Filter the listing below down to the lines holding the word "header", and copy those lines.

▶ SUPPLIED MATERIAL:
-*-*-

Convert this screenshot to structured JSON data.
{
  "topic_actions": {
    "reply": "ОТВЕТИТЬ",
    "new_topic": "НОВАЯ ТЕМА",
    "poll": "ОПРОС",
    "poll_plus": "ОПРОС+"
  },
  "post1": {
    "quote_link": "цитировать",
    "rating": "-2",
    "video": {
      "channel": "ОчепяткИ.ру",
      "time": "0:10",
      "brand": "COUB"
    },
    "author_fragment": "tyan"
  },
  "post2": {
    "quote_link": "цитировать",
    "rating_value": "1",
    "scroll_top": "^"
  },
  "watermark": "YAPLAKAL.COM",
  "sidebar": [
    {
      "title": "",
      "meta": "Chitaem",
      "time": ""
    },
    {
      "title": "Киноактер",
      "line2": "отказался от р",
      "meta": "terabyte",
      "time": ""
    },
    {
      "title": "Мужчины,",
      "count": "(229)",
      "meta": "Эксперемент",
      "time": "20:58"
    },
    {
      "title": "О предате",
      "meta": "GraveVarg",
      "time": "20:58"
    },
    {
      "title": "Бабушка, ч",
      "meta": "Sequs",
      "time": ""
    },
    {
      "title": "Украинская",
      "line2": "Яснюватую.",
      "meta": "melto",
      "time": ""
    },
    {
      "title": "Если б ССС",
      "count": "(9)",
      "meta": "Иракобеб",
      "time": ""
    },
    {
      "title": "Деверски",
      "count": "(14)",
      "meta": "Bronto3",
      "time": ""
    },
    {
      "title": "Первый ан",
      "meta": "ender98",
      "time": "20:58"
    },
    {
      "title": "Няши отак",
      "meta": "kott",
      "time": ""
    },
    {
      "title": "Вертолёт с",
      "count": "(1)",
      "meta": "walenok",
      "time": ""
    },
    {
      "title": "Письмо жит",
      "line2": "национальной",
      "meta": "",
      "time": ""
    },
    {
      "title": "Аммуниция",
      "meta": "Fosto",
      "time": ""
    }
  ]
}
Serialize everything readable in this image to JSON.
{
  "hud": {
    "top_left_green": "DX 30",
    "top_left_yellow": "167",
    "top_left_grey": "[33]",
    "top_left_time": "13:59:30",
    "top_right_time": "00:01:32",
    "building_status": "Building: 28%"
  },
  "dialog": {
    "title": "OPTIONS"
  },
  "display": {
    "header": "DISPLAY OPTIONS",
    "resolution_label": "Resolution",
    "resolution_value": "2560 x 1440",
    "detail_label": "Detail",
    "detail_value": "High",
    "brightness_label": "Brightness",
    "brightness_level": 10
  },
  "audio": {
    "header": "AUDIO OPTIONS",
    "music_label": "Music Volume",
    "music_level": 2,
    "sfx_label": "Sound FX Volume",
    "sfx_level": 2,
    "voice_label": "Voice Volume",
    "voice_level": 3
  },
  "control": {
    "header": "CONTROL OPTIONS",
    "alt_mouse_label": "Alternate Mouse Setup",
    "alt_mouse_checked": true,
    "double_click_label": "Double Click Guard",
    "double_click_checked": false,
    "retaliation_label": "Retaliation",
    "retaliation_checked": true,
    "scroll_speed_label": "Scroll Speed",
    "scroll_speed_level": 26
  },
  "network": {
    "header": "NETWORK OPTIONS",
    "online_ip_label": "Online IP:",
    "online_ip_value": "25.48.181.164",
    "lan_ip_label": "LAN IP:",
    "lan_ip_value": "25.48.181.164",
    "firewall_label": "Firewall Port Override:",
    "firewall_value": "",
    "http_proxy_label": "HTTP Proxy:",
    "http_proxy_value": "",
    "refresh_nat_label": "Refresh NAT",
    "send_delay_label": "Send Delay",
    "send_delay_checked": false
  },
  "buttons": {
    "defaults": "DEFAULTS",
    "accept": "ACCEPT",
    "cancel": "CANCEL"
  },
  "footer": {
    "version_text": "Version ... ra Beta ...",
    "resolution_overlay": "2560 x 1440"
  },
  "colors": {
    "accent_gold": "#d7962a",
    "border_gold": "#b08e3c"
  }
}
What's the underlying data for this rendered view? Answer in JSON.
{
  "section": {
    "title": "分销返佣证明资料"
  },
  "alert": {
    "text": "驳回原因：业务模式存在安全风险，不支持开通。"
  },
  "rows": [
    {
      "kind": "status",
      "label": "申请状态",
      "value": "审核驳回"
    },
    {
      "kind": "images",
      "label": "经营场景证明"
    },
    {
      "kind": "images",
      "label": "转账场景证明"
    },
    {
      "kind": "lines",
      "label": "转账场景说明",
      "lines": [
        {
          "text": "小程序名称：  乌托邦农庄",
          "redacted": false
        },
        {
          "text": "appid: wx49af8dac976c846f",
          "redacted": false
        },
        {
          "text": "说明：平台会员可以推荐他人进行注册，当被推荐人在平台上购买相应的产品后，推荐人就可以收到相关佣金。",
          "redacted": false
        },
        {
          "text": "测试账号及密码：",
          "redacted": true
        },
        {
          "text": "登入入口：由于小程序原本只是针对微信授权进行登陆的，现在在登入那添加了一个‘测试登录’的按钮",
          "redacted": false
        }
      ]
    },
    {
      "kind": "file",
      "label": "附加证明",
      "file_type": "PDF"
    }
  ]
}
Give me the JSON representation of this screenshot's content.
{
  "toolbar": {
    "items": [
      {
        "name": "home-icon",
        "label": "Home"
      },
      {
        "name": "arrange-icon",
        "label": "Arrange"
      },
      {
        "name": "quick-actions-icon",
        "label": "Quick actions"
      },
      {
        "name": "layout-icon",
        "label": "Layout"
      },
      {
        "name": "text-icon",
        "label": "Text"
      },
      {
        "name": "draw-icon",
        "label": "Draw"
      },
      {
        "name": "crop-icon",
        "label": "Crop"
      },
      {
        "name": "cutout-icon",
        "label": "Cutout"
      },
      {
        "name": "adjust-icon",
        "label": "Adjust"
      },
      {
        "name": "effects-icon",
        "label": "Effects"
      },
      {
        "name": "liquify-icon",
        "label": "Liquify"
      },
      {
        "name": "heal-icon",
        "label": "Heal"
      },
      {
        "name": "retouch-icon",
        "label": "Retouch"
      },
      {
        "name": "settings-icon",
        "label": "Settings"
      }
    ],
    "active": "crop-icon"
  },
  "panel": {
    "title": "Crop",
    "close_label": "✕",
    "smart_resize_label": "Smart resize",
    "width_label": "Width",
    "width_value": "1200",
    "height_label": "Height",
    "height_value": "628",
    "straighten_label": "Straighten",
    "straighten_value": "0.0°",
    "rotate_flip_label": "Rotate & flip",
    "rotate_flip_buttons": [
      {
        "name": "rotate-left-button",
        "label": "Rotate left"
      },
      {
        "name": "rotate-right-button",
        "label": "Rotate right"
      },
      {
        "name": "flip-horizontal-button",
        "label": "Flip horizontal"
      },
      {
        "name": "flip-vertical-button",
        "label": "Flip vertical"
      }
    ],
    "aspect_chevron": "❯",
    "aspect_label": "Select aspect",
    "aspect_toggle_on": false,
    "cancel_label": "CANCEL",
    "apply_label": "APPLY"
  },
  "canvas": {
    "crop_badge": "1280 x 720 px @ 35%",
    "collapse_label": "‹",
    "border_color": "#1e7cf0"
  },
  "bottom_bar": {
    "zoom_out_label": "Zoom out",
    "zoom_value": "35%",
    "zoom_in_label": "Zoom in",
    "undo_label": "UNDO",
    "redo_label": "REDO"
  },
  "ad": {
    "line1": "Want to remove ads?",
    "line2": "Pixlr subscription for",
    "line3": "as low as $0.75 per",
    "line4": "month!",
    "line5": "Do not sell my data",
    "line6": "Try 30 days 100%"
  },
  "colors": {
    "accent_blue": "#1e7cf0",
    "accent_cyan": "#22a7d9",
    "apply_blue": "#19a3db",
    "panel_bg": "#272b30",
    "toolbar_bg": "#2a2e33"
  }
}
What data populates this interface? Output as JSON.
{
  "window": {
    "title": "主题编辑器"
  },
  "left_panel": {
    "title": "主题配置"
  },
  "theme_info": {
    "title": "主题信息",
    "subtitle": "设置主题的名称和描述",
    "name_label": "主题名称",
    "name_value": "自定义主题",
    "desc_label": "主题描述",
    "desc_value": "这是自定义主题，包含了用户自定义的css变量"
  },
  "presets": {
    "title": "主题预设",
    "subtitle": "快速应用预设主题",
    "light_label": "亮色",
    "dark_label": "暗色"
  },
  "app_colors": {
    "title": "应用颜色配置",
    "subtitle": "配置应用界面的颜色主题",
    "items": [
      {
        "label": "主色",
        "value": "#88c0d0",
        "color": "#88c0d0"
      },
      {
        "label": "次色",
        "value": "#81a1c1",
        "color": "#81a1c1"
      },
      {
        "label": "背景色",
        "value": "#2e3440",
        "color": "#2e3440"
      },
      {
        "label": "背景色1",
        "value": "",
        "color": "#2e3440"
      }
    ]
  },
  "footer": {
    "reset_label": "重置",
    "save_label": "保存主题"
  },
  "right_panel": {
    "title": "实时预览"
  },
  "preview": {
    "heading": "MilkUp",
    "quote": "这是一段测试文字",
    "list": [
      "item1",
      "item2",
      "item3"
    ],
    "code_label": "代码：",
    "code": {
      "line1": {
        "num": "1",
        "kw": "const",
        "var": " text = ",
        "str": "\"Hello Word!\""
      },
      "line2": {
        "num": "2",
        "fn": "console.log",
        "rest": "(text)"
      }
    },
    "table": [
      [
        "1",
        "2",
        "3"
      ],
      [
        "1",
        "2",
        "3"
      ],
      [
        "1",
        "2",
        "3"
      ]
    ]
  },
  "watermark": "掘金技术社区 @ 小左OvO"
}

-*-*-

▶ SOLUTION:
    "header": "DISPLAY OPTIONS",
    "header": "AUDIO OPTIONS",
    "header": "CONTROL OPTIONS",
    "header": "NETWORK OPTIONS",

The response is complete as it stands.